Editor's note: The "Words from Wiechers" series considers the lessons our industry can learn from the late Johann Wiechers, Ph.D. He was an adviser, colleague and leader in the industry until his passing in 2011. Presenting Wiechers's insights is Tony O'Lenick.
Chapter 39 of Wiechers’s book, Memories of a Cosmetically Disturbed Mind, starts out with an important perception and simple assumption of the cosmetics world that I believe goes too far: 'If the rationale for [our] products is correct, then cosmetic science should be different in different places of the world.'
He continues, “Cosmetic science is a global business and what is true on one side of this planet is also true on the other side of this planet. Correct, don’t you think? Unless you think about ethnic products. If the rationale for those products is correct, then cosmetic science should be different in different places of the world. But my behavior of [giving the same] talk in different corners of the world suggests that the science is the same.
“And if the science is the same, the products should be the same. So either I am wrong and there is indeed a different need amongst the various [ethnic groups] on this planet or our marketing colleagues have got the wrong end of the stick and we’re selling stories. I know which one of the two I would prefer to be wrong.”
He continues with this thought experiment, initially conceding that there are differences and that he is more wrong than he would like to admit publicly. “I better study the literature a bit better before I open my big mouth again and shout that there are no differences between skins of different color,” he writes. “How can I have been that wrong? … But then I remember that other article describing [the] skin penetration of acetyl-salicylic acid, benzoic acid and caffeine, and I see that I was not that wrong at all. That article shows no difference whatsoever between [three ethnic skin types in terms of] permeability.”
The fact of the matter is perhaps Wiechers is mixing two very different concepts in the above article: 1) judging cosmetic products by consumer demand and 2) attributing those effects to differences in cosmetic science. By and large, the science is the same; penetration and the measurable functional properties vary little within any ethnic group.
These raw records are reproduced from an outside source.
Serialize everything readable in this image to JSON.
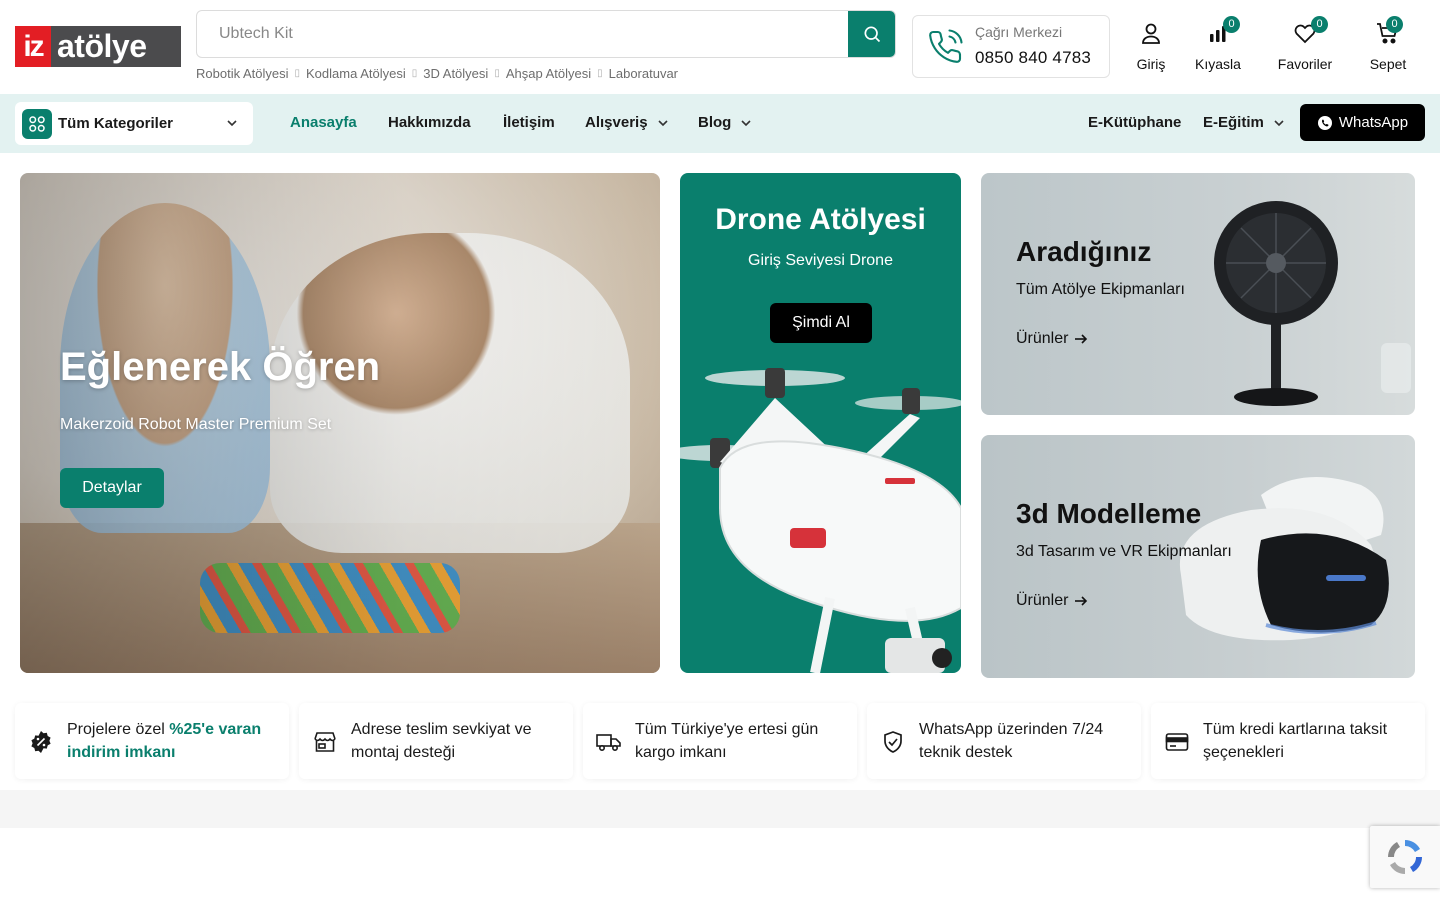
{
  "logo": {
    "part1": "iz",
    "part2": "atölye"
  },
  "search": {
    "placeholder": "Ubtech Kit"
  },
  "quick_links": [
    "Robotik Atölyesi",
    "Kodlama Atölyesi",
    "3D Atölyesi",
    "Ahşap Atölyesi",
    "Laboratuvar"
  ],
  "call_center": {
    "label": "Çağrı Merkezi",
    "number": "0850 840 4783"
  },
  "header_icons": {
    "login": "Giriş",
    "compare": {
      "label": "Kıyasla",
      "count": "0"
    },
    "favorites": {
      "label": "Favoriler",
      "count": "0"
    },
    "cart": {
      "label": "Sepet",
      "count": "0"
    }
  },
  "nav": {
    "categories": "Tüm Kategoriler",
    "items": [
      "Anasayfa",
      "Hakkımızda",
      "İletişim",
      "Alışveriş",
      "Blog"
    ],
    "right_items": [
      "E-Kütüphane",
      "E-Eğitim"
    ],
    "whatsapp": "WhatsApp"
  },
  "hero": {
    "title": "Eğlenerek Öğren",
    "subtitle": "Makerzoid Robot Master Premium Set",
    "button": "Detaylar"
  },
  "drone": {
    "title": "Drone Atölyesi",
    "subtitle": "Giriş Seviyesi Drone",
    "button": "Şimdi Al"
  },
  "side_banners": [
    {
      "title": "Aradığınız",
      "subtitle": "Tüm Atölye Ekipmanları",
      "link": "Ürünler"
    },
    {
      "title": "3d Modelleme",
      "subtitle": "3d Tasarım ve VR Ekipmanları",
      "link": "Ürünler"
    }
  ],
  "features": [
    {
      "pre": "Projelere özel ",
      "highlight": "%25'e varan indirim imkanı",
      "icon": "discount-badge-icon"
    },
    {
      "text": "Adrese teslim sevkiyat ve montaj desteği",
      "icon": "store-icon"
    },
    {
      "text": "Tüm Türkiye'ye ertesi gün kargo imkanı",
      "icon": "truck-icon"
    },
    {
      "text": "WhatsApp üzerinden 7/24 teknik destek",
      "icon": "shield-check-icon"
    },
    {
      "text": "Tüm kredi kartlarına taksit şeçenekleri",
      "icon": "credit-card-icon"
    }
  ],
  "colors": {
    "brand": "#0a7f6d",
    "nav_bg": "#e3f2f1",
    "logo_red": "#e31e24",
    "logo_gray": "#4b4b4d"
  }
}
What does differ is consumer demand, acceptance and perception of a product.
By definition, cosmetic products affect appearance and consumers have different ideas of what appearances are most attractive. The drivers are therefore different for different people, geographic areas and cultural expectations.
It is amazing to see that throughout the world, while beauty is universal, there are local beauty differences relating to culture, to climate and somewhat to age, and these change over time. The cosmetics used today are very different from those used 50 years ago, but the underlying science remains the same.
As we undertake product development efforts, we must develop platforms that respect cosmetic science but allow for localization of formulations that respect all the differences beauty entails. Vive La Différence!
Modified from Ethnic Formulating: Getting it Right.